Miriam, a girl who had practiced dance and voice in her parents’ bedroom as a youngster, so smitten was she with the stage, immediately felt at home following the exercises that Chernoff proposed to the class.
I studied texts of Stanislavsky, Michael Chekhov, and Lee Strasberg, among others, in order to be able to convey the spirit of how someone would learn to act. My own improvisational acting training with Daena Giardella, a wonderful improv coach in the Boston area, gave me personal experience with some of the exercises.
Actors have to be able to express a range of emotions about situations that they may never have encountered themselves. They need to put themselves in the shoes of strangers in such a way as to seem authentic to an audience. “Chernoff,” like his mentor Stanislavsky, and like many other acting coaches, asks students to let themselves sink into an experience of a time when they felt similar emotions to the character they’re impersonating. Everyone has felt fear, guilt, mourning, sadness, or any other human emotion. Experiencing the emotion is the impetus for realistically conveying this in our bodies, our gestures, our senses, our voice tone, our movements. This is what Chernoff was trying to teach the young Miriam when she began her acting training.
To her surprise, Miriam got immediate praise for her efforts. She seemed to be a natural. This propelled her to make an unusual, bold decision in Beguiled. One that haunted her as it enchanted her.
One of the plays she saw in her early trip to Greenwich Village was O’Neill’s Moon of the Caribbees. Although she and her girlfriend immersed themselves in theater-going, this more thoughtful production appealed to them more than some of the song and dance shows that her Pop had introduced her to from the time she was a girl.

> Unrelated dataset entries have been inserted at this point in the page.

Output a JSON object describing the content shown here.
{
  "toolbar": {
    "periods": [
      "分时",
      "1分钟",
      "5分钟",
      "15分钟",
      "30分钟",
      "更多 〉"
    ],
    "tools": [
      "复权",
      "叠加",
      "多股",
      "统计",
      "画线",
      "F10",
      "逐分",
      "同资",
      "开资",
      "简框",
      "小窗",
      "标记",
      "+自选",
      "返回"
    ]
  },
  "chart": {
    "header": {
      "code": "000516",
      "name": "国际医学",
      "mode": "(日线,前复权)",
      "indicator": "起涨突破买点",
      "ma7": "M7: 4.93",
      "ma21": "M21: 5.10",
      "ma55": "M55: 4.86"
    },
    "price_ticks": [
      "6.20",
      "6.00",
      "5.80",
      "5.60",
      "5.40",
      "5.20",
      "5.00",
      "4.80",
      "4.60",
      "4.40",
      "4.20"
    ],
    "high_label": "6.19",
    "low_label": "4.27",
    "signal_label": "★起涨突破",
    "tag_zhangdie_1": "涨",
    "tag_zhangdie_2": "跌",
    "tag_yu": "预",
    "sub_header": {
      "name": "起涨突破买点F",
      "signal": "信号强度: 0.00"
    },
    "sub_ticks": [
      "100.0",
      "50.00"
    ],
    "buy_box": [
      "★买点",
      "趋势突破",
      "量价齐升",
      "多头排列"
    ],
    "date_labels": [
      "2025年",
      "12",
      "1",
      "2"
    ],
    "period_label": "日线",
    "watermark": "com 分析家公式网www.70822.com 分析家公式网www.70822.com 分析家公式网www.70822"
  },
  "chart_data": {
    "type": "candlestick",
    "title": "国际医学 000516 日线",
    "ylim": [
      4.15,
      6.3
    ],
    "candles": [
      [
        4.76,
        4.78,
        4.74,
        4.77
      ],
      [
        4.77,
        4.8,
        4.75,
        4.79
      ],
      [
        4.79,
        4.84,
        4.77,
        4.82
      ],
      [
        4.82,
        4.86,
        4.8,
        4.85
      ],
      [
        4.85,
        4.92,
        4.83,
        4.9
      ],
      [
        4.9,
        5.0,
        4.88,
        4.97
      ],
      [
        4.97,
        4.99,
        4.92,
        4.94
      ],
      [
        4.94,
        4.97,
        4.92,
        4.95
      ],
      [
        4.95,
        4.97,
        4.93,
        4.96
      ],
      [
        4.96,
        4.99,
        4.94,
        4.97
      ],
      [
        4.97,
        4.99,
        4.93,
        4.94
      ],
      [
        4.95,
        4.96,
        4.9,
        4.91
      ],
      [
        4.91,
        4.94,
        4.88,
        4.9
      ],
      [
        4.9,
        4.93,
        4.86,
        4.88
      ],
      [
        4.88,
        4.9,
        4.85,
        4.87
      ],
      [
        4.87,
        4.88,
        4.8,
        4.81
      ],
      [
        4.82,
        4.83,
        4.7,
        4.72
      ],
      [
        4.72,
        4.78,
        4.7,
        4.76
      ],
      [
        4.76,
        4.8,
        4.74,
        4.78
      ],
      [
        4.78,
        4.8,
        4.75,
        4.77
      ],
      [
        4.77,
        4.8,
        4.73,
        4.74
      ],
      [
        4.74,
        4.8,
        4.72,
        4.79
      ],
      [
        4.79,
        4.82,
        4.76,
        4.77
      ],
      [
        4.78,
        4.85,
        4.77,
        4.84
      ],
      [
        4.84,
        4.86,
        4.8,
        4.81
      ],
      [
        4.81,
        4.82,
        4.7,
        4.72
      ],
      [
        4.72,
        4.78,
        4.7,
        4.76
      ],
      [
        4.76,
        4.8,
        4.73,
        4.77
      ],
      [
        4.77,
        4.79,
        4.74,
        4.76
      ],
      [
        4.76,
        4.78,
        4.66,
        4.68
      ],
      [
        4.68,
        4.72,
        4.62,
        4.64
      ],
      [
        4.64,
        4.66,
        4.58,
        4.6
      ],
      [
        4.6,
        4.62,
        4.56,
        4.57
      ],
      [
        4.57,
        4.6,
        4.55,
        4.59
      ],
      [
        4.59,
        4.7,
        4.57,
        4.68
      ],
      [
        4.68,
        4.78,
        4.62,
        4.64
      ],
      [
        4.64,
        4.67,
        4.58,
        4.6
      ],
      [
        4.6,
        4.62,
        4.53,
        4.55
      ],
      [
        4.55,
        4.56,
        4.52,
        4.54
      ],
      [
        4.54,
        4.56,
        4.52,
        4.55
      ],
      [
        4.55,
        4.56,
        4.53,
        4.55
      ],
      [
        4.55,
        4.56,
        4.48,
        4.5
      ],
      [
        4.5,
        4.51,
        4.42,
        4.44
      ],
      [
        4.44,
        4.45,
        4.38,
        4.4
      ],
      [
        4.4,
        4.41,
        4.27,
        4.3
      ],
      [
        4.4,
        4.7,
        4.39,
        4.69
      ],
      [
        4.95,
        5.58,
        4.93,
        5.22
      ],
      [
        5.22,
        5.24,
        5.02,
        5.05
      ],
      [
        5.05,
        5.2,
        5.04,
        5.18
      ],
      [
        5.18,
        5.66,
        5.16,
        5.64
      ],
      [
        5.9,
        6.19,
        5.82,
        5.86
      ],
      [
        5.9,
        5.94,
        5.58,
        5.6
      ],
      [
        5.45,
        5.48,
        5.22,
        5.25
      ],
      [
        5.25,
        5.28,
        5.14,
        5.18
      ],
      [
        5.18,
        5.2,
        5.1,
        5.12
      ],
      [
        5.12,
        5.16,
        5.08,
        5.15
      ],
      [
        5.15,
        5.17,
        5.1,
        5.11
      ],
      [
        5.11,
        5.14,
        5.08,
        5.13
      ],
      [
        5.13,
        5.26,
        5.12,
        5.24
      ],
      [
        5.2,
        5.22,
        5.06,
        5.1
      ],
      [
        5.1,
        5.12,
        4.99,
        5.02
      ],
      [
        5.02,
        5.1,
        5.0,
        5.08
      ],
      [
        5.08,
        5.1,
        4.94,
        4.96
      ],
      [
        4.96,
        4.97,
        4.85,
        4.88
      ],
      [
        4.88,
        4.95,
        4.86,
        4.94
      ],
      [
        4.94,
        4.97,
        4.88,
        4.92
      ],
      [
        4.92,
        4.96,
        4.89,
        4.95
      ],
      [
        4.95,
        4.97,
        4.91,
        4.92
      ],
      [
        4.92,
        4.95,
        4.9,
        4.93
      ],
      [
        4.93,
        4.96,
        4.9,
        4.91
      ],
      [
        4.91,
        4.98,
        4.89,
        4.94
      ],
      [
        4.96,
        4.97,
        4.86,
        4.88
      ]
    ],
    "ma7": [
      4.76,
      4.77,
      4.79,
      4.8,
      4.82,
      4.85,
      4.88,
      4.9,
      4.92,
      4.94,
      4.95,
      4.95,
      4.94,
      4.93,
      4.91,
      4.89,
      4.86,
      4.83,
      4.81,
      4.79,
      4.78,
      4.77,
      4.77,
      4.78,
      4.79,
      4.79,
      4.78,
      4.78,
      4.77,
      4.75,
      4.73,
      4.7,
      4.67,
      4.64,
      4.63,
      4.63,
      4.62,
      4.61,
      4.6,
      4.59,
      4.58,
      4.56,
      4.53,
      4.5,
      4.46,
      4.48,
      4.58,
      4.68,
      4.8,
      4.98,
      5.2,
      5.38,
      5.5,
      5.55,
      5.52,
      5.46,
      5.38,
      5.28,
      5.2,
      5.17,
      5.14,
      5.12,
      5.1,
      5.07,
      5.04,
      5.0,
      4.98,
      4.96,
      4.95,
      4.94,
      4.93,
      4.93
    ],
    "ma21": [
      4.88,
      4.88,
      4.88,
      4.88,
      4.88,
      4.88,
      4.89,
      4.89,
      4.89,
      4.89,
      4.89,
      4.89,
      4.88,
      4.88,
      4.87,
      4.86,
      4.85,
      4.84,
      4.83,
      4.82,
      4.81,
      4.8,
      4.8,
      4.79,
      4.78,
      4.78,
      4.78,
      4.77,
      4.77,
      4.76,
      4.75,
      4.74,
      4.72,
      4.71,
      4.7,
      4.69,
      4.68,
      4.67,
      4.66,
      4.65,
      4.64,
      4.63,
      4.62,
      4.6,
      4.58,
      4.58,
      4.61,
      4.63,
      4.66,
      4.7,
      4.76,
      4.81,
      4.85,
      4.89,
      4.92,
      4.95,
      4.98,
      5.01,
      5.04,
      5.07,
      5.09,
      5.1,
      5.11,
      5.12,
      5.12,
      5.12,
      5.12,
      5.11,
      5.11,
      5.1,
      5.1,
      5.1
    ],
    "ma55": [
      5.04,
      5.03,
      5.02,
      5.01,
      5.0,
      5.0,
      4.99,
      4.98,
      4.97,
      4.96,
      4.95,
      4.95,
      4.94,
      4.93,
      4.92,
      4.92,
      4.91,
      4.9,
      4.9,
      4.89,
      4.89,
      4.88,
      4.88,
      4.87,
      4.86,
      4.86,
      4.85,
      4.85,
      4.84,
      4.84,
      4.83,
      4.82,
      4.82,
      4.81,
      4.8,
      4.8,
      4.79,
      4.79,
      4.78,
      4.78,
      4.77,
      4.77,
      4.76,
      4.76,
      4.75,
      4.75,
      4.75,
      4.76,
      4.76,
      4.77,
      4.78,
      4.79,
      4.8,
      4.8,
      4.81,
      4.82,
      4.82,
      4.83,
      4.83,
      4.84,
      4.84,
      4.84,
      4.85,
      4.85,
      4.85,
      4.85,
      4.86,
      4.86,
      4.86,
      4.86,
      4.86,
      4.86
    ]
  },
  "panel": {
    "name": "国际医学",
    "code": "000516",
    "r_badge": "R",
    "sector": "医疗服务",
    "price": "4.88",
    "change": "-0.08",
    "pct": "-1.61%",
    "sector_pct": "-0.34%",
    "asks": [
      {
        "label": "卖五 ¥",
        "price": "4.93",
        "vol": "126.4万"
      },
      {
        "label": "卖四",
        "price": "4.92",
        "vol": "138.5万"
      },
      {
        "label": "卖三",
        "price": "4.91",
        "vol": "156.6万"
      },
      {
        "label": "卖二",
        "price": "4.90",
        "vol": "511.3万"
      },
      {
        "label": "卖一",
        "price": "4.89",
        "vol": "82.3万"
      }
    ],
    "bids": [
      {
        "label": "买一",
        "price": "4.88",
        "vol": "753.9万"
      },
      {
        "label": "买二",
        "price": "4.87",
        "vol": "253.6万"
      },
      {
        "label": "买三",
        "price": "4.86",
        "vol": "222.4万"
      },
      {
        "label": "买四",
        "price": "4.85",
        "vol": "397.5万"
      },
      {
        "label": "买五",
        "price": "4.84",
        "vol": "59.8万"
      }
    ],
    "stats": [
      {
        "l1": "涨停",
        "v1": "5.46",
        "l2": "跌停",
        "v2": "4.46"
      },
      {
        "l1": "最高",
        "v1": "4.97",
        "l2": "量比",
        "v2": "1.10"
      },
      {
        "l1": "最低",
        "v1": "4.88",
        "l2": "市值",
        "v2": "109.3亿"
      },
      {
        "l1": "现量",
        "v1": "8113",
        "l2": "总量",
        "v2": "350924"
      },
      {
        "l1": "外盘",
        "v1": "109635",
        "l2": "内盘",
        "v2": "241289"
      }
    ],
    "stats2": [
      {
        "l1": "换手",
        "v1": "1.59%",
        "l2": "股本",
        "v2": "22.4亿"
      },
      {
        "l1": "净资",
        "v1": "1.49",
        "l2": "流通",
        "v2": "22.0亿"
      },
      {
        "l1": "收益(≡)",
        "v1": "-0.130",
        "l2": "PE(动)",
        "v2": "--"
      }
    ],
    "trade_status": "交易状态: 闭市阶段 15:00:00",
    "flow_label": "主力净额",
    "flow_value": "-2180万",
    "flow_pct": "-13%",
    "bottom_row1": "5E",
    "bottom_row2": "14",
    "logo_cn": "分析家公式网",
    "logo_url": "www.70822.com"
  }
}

I’m having fun doing book events and reading a chapter using this method of sinking into the experience of the characters as I read their words. It seems to make the story come alive.